Years ago I used to lament all the times I had stayed late at work while my daughter fended for herself at home. I couldn’t forgive myself for the times I had yelled when I should have just taken a deep breath. I still cringe when I remember how I didn’t recognize how much she was struggling with the changes in her life. I was definitely not a perfect parent.
But I came to realize that I was a good enough one.
Everything I did must have been good enough because she’s turned out perfectly fine after all.
I’m thinking a lot about the concept of “good enough” these days in the lead up to the election in May. After 16 years of a government that focused on slashing social services and enriching the already rich, I’d love nothing more than a new government to right all those wrongs, to put people before profit, to restore the threads of our shredded social safety net and to do all that it possibly can to protect our air, land and water from pollution and desecration.
I want a government that prioritizes all the issues that I think are important.
But I know that I’m going to have to settle for a good enough one.
I used to vote for the Green Party and the NDP alternately. I voted Green when two friends ran provincially and federally for office at a time when the evidence about human-made climate change was mounting. Voting for a party that put the environment first seemed logical given the fact that without a liveable environment, all other issues are moot.
When other friends raised questions about the social and economic policies of Green candidates, I ignored them. I didn’t want to hear that a party that would protect the environment had any flaws in its platform.
And then came the attacks by the Minister of Education on the Vancouver School board and I took note of how the Green Party member on the board responded. How she sided with those who bought into the Minister’s vilification of board members.
Later I started to notice how often Andrew Weaver supports the BC Liberals and Christy Clark, and how much time he spends attacking John Horgan.

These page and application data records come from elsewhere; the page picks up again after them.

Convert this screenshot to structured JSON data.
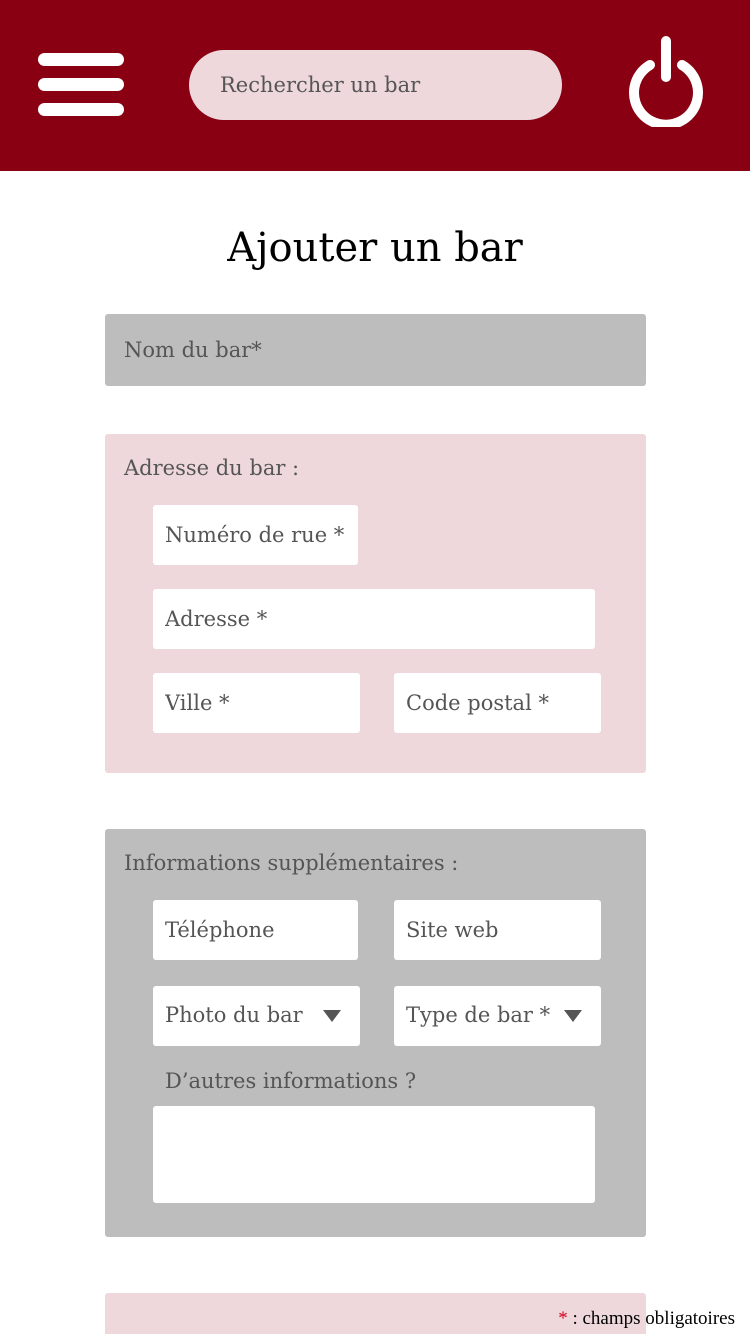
{
  "header": {
    "search_placeholder": "Rechercher un bar",
    "background_color": "#880011",
    "menu_icon": "hamburger-menu-icon",
    "power_icon": "power-icon"
  },
  "page": {
    "title": "Ajouter un bar"
  },
  "form": {
    "name_placeholder": "Nom du bar*",
    "address": {
      "label": "Adresse du bar :",
      "street_number_placeholder": "Numéro de rue *",
      "address_placeholder": "Adresse *",
      "city_placeholder": "Ville *",
      "postal_code_placeholder": "Code postal *"
    },
    "extra": {
      "label": "Informations supplémentaires :",
      "phone_placeholder": "Téléphone",
      "website_placeholder": "Site web",
      "photo_select": "Photo du bar",
      "type_select": "Type de bar *",
      "other_label": "D’autres informations ?",
      "other_value": ""
    }
  },
  "footer": {
    "legend_star": "*",
    "legend_text": " : champs obligatoires"
  },
  "colors": {
    "accent": "#880011",
    "pink": "#eed8dc",
    "grey": "#bdbdbd",
    "required_star": "#d0021b"
  }
}
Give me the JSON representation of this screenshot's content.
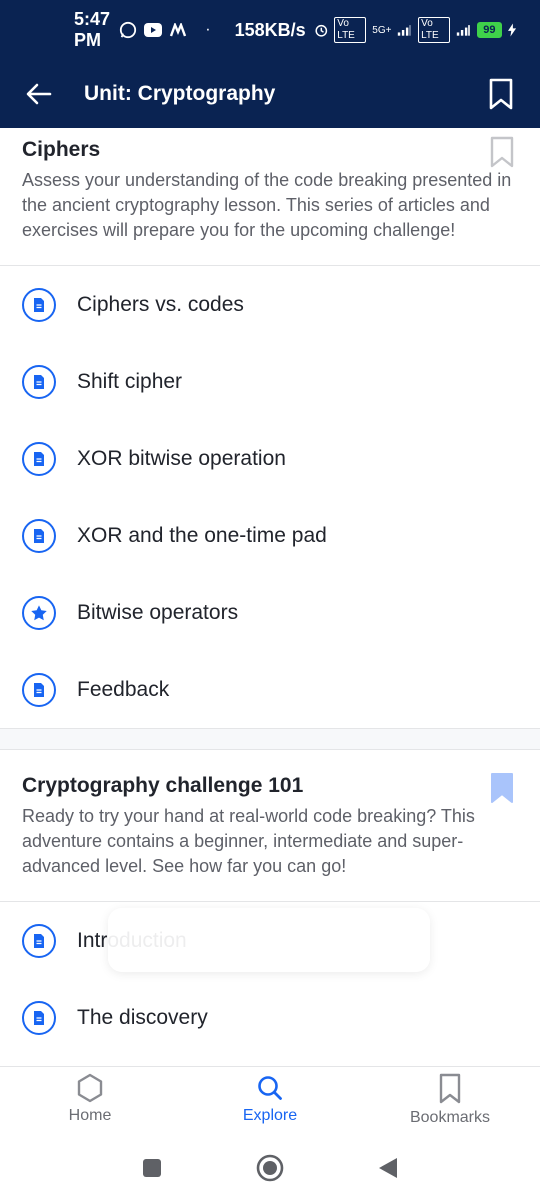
{
  "status": {
    "time": "5:47 PM",
    "speed": "158KB/s",
    "battery": "99",
    "net_label": "5G+",
    "volte_label": "Vo LTE",
    "icons": [
      "whatsapp-icon",
      "youtube-icon",
      "m-icon",
      "dot-icon",
      "alarm-icon",
      "volte-icon",
      "signal-icon",
      "battery-icon",
      "charging-icon"
    ]
  },
  "appbar": {
    "title": "Unit: Cryptography"
  },
  "sections": [
    {
      "title": "Ciphers",
      "description": "Assess your understanding of the code breaking presented in the ancient cryptography lesson. This series of articles and exercises will prepare you for the upcoming challenge!",
      "bookmarked": false,
      "items": [
        {
          "label": "Ciphers vs. codes",
          "icon": "article-icon"
        },
        {
          "label": "Shift cipher",
          "icon": "article-icon"
        },
        {
          "label": "XOR bitwise operation",
          "icon": "article-icon"
        },
        {
          "label": "XOR and the one-time pad",
          "icon": "article-icon"
        },
        {
          "label": "Bitwise operators",
          "icon": "star-icon"
        },
        {
          "label": "Feedback",
          "icon": "article-icon"
        }
      ]
    },
    {
      "title": "Cryptography challenge 101",
      "description": "Ready to try your hand at real-world code breaking? This adventure contains a beginner, intermediate and super-advanced level. See how far you can go!",
      "bookmarked": true,
      "items": [
        {
          "label": "Introduction",
          "icon": "article-icon"
        },
        {
          "label": "The discovery",
          "icon": "article-icon"
        }
      ]
    }
  ],
  "bottom_nav": [
    {
      "label": "Home",
      "icon": "hexagon-icon",
      "active": false
    },
    {
      "label": "Explore",
      "icon": "search-icon",
      "active": true
    },
    {
      "label": "Bookmarks",
      "icon": "bookmark-icon",
      "active": false
    }
  ],
  "colors": {
    "header": "#0a2352",
    "accent": "#1865f2",
    "bookmark_inactive": "#c4c5c9",
    "bookmark_active": "#a9c4fb"
  }
}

Given Christy Clark’s political record since 2001, starting with the gutting of all social service budgets when she was Deputy Premier and her government’s tarnished environmental stewardship reputation, I find it difficult to understand why Horgan is the target of Weaver’s attacks.
These days social media is abuzz with prognostications about the election in May. There are all kinds of predictions about how voting for the Green Party is really a vote for four more years of the BC Liberals. There are also lots of vehement rebuttals of this argument but, given that some ridings were won by the BC Liberals with just a few hundred votes in 2013, it’s hard not to consider the impact of a Green Party vote.
And so I’m going to vote for the BCNDP, not because they’re the perfect party, and not because I expect them to undo 16 years of BC Liberal rule anytime soon, or even that they will work right away on my personal top priorities.
I’m going to vote for them because they’re a team of good enough politicians who I expect to do the very best they can given the massive provincial debt they will inherit from the BC Liberals.
And I expect that when they can do better, they will.
I came to Canada the last time the NDP was in government in BC and I watched in fascination the unfolding on television of Glen Clark’s resignation over a deck.
If the same standards of intolerance for malfeasance were applied to the BC Liberals today, Christy Clark should have resigned when the first reports of the deaths of children in government care began to surface. She should have resigned when the lies about the health care researchers were revealed. She should have resigned when the New York Times’s revelations about her “pay for play” finally forced local media to look at our “wild west” of electioneering. And she certainly should have resigned last week when she was caught in a Trump-like lie about hacking.
It would be a challenge to make a credible argument that Christy Clark and the BC Liberals are good enough for BC by any measure, including fiscal management. The BC Liberal record is riddled with fiscal fumbling and a failure to be anything even close to “transparent“.
On the 10th May, I hope to be waking up to a new day in B.C. with a ‘good enough for now’ government working hard to be better at governing this province than the BC Liberals ever were.